business news in context, analysis with attitude

MNB reader Bill Purcell provides this perspective on the delivery wars:

The rise of sub-1 hour delivery for grocery is less about the fact that Uber and Doordash have delivery capabilities and more about a major shift "back-to-the-future" in what consumers want and coupled with the changes that will be fueled by an explosion of yet-to-come-out-of-stealth-mode technologies and $100b+ in Venture Capital spending.

On the back-to-the-future part -- our great-grandparents never shopped only once a week or so for food to eat at home.  They didn't stock up for a couple of weeks, and then deplete their pantry in the same way we do today, and as most grocers' e-commerce systems are designed to support.   Their practice was to shop almost every day for same-day consumption at local bakers, butchers, green grocers, etc. Large swaths of urban Europe, Latin America, and Asia have at least partially kept this immediate consumption shopping habit.

Supermarkets originally were seen as more convenient -- the daily chore became a weekly one, and with some price advantages.  But if immediate-consumption on-demand grocery e-commerce was available and affordable, what shifts in consumer behavior will occur?

If you look at food consumed at home trends generally, you need to include what has happened to eat-at-home-from-restaurants, not just grocery.  The stats are telling.  About 60% of consumer now get takeout or delivery on average 2.4 times per week.  Ordering apps have grown 300-400% over the last few years.  Restaurant ordering apps exceed $40 billion now and are expected to grow to $365B globally by 2030.

And here's what is super-significant for the Grocery and CPG industry.  Virtually 100% of that consumer shift for restaurant services is accompanied with sub-1 hour delivery services.  This has conditioned a generation of consumers and shaped their wants and expectations.  Virtually none of those billions of restaurant app orders started with the consumer saying --  "On Tuesday morning I want to place an order for Thursday dinner delivery".  Instead, the consumer decides what to eat within an hour of eating.  Yet that multi-day ecommerce order-> delivery -> consumption pattern remains baked-in as the norm in the grocery industry -- the weekly pantry-loading order delivered a day or so after ordering and consumed during the week.

Even if the grocery industry hasn't caught wind of an upcoming surge in demand for sub-1 hour on-demand grocery delivery, the venture capital industry sure has.  By my count, since Covid started, VCs have invested well over $100 billion in the sub-1 hour e-grocery ecosystem -- I'm not referring to companies like Instacart -- a whole new generation of e-grocers and tech providers.  Much of that money has been invested in e-grocery startups like GoPuff and Gorillas, but multiple billions of VC funding have been directed to technology companies who are making the next generation of tools that can enable these sub-1 hour services to operate profitably -- faster plus lower costs.

Aside from the newly funded startups, Uber, Doordash, and others are investigating these same next-generation e-grocery technologies.
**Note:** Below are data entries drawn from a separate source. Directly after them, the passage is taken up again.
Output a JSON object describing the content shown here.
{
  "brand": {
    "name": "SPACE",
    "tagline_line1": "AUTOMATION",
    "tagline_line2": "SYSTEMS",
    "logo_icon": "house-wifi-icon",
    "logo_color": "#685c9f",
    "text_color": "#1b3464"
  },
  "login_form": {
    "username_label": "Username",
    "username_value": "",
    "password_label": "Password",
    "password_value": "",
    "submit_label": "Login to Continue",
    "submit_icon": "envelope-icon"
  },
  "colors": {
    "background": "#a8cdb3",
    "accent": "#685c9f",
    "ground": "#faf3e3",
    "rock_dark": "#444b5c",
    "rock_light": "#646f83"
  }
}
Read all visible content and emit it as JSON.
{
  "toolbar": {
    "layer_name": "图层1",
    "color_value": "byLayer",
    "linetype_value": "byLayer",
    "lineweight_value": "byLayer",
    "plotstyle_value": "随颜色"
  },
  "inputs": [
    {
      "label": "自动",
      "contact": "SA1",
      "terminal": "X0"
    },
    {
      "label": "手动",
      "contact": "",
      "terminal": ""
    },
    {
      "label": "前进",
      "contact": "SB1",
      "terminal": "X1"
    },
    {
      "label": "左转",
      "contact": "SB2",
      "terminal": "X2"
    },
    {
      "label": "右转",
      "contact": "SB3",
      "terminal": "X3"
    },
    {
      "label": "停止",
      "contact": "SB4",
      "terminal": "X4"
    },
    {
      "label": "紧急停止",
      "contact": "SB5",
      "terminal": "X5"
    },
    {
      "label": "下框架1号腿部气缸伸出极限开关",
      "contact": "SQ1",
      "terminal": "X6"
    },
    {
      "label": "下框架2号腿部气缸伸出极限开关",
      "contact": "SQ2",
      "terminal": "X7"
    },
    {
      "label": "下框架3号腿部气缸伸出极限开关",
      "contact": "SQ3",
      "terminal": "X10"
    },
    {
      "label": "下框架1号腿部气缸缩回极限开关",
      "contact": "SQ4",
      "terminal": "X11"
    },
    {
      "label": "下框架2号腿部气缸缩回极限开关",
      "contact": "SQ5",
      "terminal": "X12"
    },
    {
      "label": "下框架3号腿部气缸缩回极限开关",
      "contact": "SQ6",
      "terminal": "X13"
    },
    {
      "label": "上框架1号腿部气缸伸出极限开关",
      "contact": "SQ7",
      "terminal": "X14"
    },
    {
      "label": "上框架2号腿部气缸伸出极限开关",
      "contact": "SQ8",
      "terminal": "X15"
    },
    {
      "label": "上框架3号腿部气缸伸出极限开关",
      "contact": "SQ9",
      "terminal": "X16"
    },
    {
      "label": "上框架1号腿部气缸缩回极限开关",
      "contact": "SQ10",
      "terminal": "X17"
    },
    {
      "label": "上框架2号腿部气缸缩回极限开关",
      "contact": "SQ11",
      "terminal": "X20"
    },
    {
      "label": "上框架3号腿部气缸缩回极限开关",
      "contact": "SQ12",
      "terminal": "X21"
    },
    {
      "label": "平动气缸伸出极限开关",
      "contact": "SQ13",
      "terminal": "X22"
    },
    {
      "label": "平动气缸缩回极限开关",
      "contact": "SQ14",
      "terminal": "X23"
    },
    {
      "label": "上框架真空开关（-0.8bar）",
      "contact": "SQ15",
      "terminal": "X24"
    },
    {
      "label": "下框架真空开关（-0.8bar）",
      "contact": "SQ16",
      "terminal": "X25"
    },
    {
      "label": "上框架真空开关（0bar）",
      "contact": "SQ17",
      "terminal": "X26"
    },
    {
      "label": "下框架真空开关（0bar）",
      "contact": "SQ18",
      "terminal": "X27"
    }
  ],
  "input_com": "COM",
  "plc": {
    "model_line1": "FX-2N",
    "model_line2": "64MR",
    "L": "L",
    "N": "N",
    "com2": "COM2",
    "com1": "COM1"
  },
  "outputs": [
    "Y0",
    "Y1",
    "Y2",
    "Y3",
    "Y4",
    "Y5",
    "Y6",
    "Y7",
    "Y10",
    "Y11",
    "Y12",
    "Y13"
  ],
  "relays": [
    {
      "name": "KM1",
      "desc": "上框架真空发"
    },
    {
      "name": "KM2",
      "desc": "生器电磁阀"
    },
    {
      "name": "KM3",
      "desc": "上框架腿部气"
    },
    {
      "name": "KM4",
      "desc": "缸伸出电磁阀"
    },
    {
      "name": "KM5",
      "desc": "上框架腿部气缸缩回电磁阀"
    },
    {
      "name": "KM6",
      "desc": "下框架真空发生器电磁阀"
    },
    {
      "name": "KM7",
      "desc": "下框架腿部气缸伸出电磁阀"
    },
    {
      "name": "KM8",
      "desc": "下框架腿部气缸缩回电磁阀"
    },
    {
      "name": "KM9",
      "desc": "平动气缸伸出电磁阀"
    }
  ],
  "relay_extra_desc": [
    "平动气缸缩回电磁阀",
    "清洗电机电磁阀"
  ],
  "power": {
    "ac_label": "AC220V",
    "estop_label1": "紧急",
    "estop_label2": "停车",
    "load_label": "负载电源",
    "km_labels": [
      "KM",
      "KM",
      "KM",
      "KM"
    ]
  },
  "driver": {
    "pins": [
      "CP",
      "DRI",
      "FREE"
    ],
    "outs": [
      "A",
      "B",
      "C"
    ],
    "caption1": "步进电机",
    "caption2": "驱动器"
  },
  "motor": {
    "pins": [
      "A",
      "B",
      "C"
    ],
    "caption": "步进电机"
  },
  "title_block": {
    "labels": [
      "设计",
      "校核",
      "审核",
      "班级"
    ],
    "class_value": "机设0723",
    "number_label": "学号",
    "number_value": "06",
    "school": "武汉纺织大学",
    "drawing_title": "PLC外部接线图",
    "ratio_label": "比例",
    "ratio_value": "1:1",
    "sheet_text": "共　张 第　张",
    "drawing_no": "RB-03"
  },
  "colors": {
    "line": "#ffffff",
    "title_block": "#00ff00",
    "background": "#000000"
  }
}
Most traditional grocers have yet to even see or hear about many of these "Generation 3 e-grocery" tech innovations.  Many of these new next-gen tech providers are staying in stealth mode while they quietly work with the new e-grocery competitors / usurpers.  While eventually these next-gen e-grocery tech "arms merchants" will sell to traditional chains as well, the traditional grocery industry is leaving the door wide open for these competitors to get a foothold, shape consumer behavior, and steal share on what could be a significant and growing segment of consumers.

Some chains have already woken up.  In the UK, where the sub-1 hour phenomenon has already started to take root, Tesco just announced their start of a one-hour delivery service called "Whoosh" and Sainsbury is already rolling out their equivalent called "Chop Chop" to 50 markets this month. 

With hyper-funded Uber, Doordash, and Instacart all jumping into this sub-1 hour grocery market now, plus the impact of over $100 billion of VC money fueling new e-grocery disruptors and technologies, the next few years should be pretty interesting!  

And something else will happen over those same next few years in which sub-1 hour e-grocery evolves.  While generational definitions vary, by some classifications it means that the average first-time mother will be a member of Gen-Z within the next years (and, just to make you feel old, we'll see the first Millennial grandparents!).  Gen Z is consumer cohort who, thanks to the efforts of the restaurant apps, has known nothing but 1 hour, on-demand delivery of food.